### SOURCE RECORDS
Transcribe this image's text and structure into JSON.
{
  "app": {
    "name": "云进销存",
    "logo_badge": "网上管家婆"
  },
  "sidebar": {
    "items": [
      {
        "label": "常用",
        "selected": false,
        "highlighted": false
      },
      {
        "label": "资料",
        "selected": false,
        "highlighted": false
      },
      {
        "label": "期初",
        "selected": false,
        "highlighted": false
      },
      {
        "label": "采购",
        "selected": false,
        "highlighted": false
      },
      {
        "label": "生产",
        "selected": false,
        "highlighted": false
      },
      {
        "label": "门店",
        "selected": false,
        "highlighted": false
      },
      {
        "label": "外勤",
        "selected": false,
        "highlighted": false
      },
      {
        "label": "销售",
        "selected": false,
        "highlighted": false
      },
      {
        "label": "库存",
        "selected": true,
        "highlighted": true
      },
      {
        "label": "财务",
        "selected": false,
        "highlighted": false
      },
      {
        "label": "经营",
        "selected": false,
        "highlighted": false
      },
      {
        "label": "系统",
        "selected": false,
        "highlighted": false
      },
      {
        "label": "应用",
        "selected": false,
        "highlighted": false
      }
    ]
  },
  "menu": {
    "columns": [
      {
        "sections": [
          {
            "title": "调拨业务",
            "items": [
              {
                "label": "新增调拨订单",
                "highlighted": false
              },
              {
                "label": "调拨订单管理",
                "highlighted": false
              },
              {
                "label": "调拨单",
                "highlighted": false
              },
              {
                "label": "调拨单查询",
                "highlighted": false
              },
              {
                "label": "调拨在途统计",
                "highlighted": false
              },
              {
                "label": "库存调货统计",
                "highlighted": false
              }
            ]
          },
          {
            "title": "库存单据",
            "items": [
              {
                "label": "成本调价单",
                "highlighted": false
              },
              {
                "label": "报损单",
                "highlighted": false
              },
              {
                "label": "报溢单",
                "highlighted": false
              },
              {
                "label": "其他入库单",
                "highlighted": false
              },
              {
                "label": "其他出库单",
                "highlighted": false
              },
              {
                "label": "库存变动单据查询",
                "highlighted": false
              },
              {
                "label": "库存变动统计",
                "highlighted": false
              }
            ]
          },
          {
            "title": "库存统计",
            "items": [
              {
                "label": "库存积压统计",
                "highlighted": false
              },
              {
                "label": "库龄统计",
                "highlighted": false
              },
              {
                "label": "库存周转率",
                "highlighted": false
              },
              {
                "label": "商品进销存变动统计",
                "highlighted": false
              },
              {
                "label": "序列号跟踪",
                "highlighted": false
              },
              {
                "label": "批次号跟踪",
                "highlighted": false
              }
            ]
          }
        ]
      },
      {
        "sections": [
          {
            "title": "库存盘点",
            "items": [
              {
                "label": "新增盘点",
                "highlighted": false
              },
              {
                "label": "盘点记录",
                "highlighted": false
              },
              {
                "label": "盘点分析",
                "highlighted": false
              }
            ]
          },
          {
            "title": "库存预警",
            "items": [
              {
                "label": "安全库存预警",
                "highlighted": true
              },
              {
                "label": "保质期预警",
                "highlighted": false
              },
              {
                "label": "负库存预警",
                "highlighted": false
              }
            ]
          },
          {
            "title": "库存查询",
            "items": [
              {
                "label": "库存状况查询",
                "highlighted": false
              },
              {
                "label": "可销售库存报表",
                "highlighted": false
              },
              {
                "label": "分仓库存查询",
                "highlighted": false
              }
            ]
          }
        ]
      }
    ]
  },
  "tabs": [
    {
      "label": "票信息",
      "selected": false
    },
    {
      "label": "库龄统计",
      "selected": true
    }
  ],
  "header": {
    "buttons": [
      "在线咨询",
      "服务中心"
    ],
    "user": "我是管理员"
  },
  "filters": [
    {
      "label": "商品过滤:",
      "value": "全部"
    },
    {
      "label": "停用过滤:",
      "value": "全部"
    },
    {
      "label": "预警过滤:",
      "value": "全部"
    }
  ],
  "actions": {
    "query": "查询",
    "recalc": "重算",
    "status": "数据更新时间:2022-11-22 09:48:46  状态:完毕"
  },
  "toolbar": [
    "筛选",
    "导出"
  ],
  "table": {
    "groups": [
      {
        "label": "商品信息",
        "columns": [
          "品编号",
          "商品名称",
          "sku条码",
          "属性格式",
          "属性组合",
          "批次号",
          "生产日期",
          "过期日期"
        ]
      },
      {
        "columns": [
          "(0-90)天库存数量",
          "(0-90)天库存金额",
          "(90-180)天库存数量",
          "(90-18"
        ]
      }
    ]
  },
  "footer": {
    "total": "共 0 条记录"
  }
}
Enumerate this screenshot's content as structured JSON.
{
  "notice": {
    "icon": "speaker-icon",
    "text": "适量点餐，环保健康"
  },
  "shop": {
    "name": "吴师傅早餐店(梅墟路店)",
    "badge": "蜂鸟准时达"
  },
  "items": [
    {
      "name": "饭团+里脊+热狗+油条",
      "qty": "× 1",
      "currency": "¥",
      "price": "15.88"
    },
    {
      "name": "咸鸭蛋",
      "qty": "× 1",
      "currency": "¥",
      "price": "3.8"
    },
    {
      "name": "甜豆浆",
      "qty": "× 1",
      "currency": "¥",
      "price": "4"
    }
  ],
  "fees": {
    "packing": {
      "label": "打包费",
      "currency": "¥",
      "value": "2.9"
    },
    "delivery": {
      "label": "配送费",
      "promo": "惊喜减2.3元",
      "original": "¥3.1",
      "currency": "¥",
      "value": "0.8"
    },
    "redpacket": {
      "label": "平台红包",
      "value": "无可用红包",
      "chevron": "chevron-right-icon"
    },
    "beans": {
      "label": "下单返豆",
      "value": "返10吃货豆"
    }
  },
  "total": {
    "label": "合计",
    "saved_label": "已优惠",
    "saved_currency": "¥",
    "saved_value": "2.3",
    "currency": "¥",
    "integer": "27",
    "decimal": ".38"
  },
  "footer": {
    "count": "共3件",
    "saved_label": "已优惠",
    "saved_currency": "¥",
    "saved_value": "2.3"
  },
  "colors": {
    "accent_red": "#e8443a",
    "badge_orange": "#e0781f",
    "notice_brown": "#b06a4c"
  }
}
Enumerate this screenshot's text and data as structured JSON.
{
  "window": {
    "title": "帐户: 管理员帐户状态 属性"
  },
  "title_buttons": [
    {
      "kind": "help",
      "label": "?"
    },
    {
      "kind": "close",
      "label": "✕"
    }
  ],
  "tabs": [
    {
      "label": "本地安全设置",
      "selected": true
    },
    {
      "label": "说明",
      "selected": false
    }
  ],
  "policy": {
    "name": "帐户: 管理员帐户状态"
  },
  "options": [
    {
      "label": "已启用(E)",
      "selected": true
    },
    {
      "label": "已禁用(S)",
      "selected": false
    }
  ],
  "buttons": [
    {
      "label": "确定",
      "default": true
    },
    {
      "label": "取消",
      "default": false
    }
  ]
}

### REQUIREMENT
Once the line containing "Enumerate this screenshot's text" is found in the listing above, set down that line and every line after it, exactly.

### TASK ANSWER
Enumerate this screenshot's text and data as structured JSON.
{
  "window": {
    "title": "帐户: 管理员帐户状态 属性"
  },
  "title_buttons": [
    {
      "kind": "help",
      "label": "?"
    },
    {
      "kind": "close",
      "label": "✕"
    }
  ],
  "tabs": [
    {
      "label": "本地安全设置",
      "selected": true
    },
    {
      "label": "说明",
      "selected": false
    }
  ],
  "policy": {
    "name": "帐户: 管理员帐户状态"
  },
  "options": [
    {
      "label": "已启用(E)",
      "selected": true
    },
    {
      "label": "已禁用(S)",
      "selected": false
    }
  ],
  "buttons": [
    {
      "label": "确定",
      "default": true
    },
    {
      "label": "取消",
      "default": false
    }
  ]
}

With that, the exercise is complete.